The Myrtle Beach Area Chamber of Commerce estimates that 18.6 million people visited the Grand Strand during 2016. The state estimates it was 8.2 million for the whole county.
So why the difference?
“Horry County is comparing apples to oranges with the rest of the state,” said Duane Parrish, the director of the South Carolina Department of Parks Recreation and Tourism. “Our number is low, and we know that.”
Parrish said the state uses an algorithm based on occupancy of chain hotels and motels, which don’t make up as large a percentage of beds along the Grand Strand as they do in other places in the state.
He said the state can't use a different algorithm just for the Grand Strand.
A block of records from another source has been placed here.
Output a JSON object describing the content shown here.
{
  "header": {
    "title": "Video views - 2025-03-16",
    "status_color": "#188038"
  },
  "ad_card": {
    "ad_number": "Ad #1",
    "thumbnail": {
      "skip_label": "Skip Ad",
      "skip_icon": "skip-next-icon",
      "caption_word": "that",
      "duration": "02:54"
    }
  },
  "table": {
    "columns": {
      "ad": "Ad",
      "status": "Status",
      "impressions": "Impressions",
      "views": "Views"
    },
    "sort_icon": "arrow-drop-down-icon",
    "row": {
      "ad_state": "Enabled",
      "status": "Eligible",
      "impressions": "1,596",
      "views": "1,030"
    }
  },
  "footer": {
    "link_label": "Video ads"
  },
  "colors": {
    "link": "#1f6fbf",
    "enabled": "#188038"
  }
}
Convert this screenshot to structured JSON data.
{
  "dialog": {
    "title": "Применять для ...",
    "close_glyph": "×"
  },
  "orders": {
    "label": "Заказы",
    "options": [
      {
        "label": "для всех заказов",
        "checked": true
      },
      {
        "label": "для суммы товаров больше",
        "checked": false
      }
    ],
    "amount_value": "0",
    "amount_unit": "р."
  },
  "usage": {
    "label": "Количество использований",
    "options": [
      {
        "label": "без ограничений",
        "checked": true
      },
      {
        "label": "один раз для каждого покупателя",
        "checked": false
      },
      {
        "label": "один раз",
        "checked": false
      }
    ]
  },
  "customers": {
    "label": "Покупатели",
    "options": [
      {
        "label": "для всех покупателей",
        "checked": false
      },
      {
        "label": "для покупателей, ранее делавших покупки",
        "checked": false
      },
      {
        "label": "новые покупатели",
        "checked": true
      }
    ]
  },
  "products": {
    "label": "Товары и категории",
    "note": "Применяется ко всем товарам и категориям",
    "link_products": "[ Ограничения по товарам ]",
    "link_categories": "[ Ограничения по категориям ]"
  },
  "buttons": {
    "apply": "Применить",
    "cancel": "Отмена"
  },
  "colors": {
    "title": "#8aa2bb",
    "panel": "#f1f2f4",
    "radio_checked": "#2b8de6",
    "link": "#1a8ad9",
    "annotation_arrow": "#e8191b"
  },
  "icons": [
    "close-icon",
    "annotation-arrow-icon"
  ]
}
That's resulted in a difference between the Myrtle Beach chamber’s count and the state’s tourism count for decades.
“When you drive down Ocean Boulevard, a lot of them aren’t chain hotels,” Parrish said.
Another problem is lack of local knowledge, with the state often underestimating the capacity of the area’s hotels and campgrounds.
“We’re using variables that we can’t apply to Horry County because Horry County is so unique,” Parrish said, adding that Horry County has the highest percentage of vacation rental units in the state, which are harder to track than traditional hotels.
Brad Dean, CEO of the Myrtle Beach Area Chamber of Commerce, said the chamber doesn’t come up with its numbers on its own, instead relying on outside research agency D.K. Shifflet, which does research for other major U.S. cities, such as Orlando, Florida.
The chamber buys a package from Shifflet that includes a visitor count and visitor information, such as length of stay and average party size. The chamber paid Shifflet $8,995 in 2013 with money from the Myrtle Beach Accommodations Tax, the Tourism Development Fee and private funds, according to Dean.
Since then, the annual cost has risen by a few thousands dollars, with the 2017 package costing $10,300 and paid for by the accommodations tax and tourism development fee.
“Shifflet uses a model that is adaptable to the factors unique to a destination,” Dean said. “I think one major difference is PRT’s model is a statewide model. I suspect the PRT model is better suited to a tourism industry populated by traditional hotels. Comparing Horry’s tourism to 45 other counties is like comparing Chick-Fil-A to Ruth’s Chris.”
Parrish said that the state model doesn’t include independent hotels, campgrounds or AirBNB properties. He said when the state uses local occupancy numbers generated by Coastal Carolina University, the number of visitors to the county hits 18.1 million.
Another thing both Parrish and Dean agree on is that the numbers are still just estimates and not an actual count of visitors.
“It’s not unlike estimating how many angels could dance on the head of a pin,” Dean said, adding that the 2017 numbers would probably be released by Shifflet this summer.
Christian Boschultm 843-626-0218, @TSN_Christian